Tuesday, May 10, 2011

Referism: abolishing the general

Raedwald is coming up with some interesting ideas on the constitutional shape of the UK, which highlights the potential role of the blogs in shaping our society. For sure, the newspapers are not going to do it, having descended into their second childhood.

"Referism", meanwhile, got a good start yesterday, with a largely positive reception on the forum, with lots of feedback and questions. One issue that emerges, though, is the question of what happens if there is a general election and the new administration immediately thereafter produces a budget. Would there then have to be a referendum?

The problem is obvious because, although the answer has to be "yes", one can easily see the problem of voter fatigue, if there are too many voting sessions – with their attendant campaigns. The answer, therefore, might be to get rid of general elections altogether.

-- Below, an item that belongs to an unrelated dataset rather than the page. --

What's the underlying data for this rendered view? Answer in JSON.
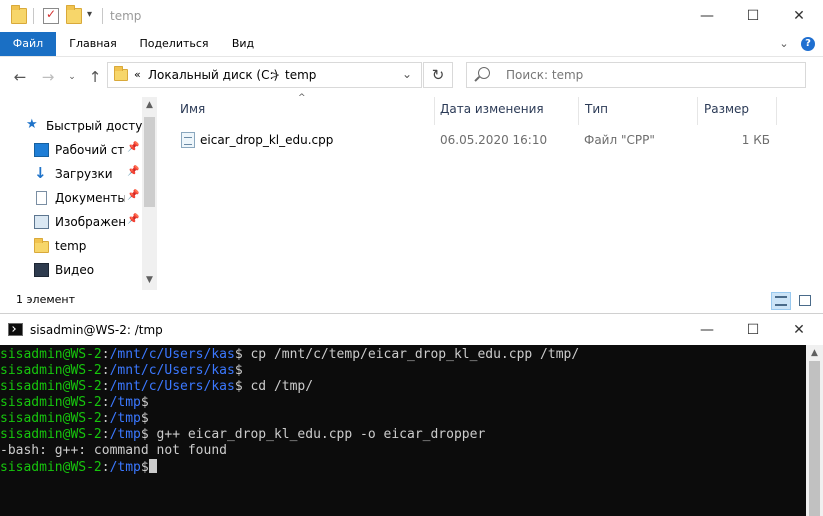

One can imagine here the anguished howls from the political classes, and one could imagine them protesting that such an abolition would deprive people of the opportunity of choosing their government. It is, therefore, an anti-democratic measure.

It must be remembered, however, that we do not vote for governments. We vote for MPs and – as is most definitely the case now – they choose the government, with us currently ending up with one that nobody really wanted. In any case, since our supreme government is in Brussels, and we are not allowed to vote for it - and nor would any vote be meaningful as we do not have a demos – the point is somewhat moot.

Abolishing general elections, though, does not mean abolishing elections. Simply, we work on the basis of individual MPs, who will have individually a five year tenure, and then have to seek re-election. Maybe they could be limited to two terms, but that is another issue for another day.

Over term, with resignations and natural wastage, one could expect MPs to start dropping out of the system for re-election all the year round – although one might not wait for nature and introduced staggered elections. By such means, parliament is constantly reinforced by a steady flow of fresh blood.

Crucially, by getting rid of the "big bang" drama of a dissolution, and the general election cycle, we re-focus attention on what parliament does, rather than on choosing its members. So much of modern politics these days is devoted to the process of election, and the attendant beauty contest. Get rid of this, and the focus is on the annual budget referendum, with the emphasis on what the government does, rather than the pretty (and some very ugly) boys and goils that want to be in it.

As for the MP elections, these – when necessary – are held locally on the same day as the referendum. That creates an interesting situation, with fascinating political dynamics, which need to be explored further. Consider, perhaps, where there is major opposition to the budget. Those candidates who prosper might be those who come up with ideas for a better alternative budget.

These and other issues, we shall continue to explore.